-------- Task inputs

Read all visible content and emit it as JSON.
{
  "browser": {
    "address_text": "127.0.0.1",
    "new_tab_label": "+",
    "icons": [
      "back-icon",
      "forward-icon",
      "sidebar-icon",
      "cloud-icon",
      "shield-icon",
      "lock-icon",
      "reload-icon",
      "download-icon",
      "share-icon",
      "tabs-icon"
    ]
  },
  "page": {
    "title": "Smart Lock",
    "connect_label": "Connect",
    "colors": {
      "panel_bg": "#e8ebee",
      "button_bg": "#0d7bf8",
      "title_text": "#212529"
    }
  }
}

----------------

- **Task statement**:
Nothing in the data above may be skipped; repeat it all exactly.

- **Solution to this exercise**:
Read all visible content and emit it as JSON.
{
  "browser": {
    "address_text": "127.0.0.1",
    "new_tab_label": "+",
    "icons": [
      "back-icon",
      "forward-icon",
      "sidebar-icon",
      "cloud-icon",
      "shield-icon",
      "lock-icon",
      "reload-icon",
      "download-icon",
      "share-icon",
      "tabs-icon"
    ]
  },
  "page": {
    "title": "Smart Lock",
    "connect_label": "Connect",
    "colors": {
      "panel_bg": "#e8ebee",
      "button_bg": "#0d7bf8",
      "title_text": "#212529"
    }
  }
}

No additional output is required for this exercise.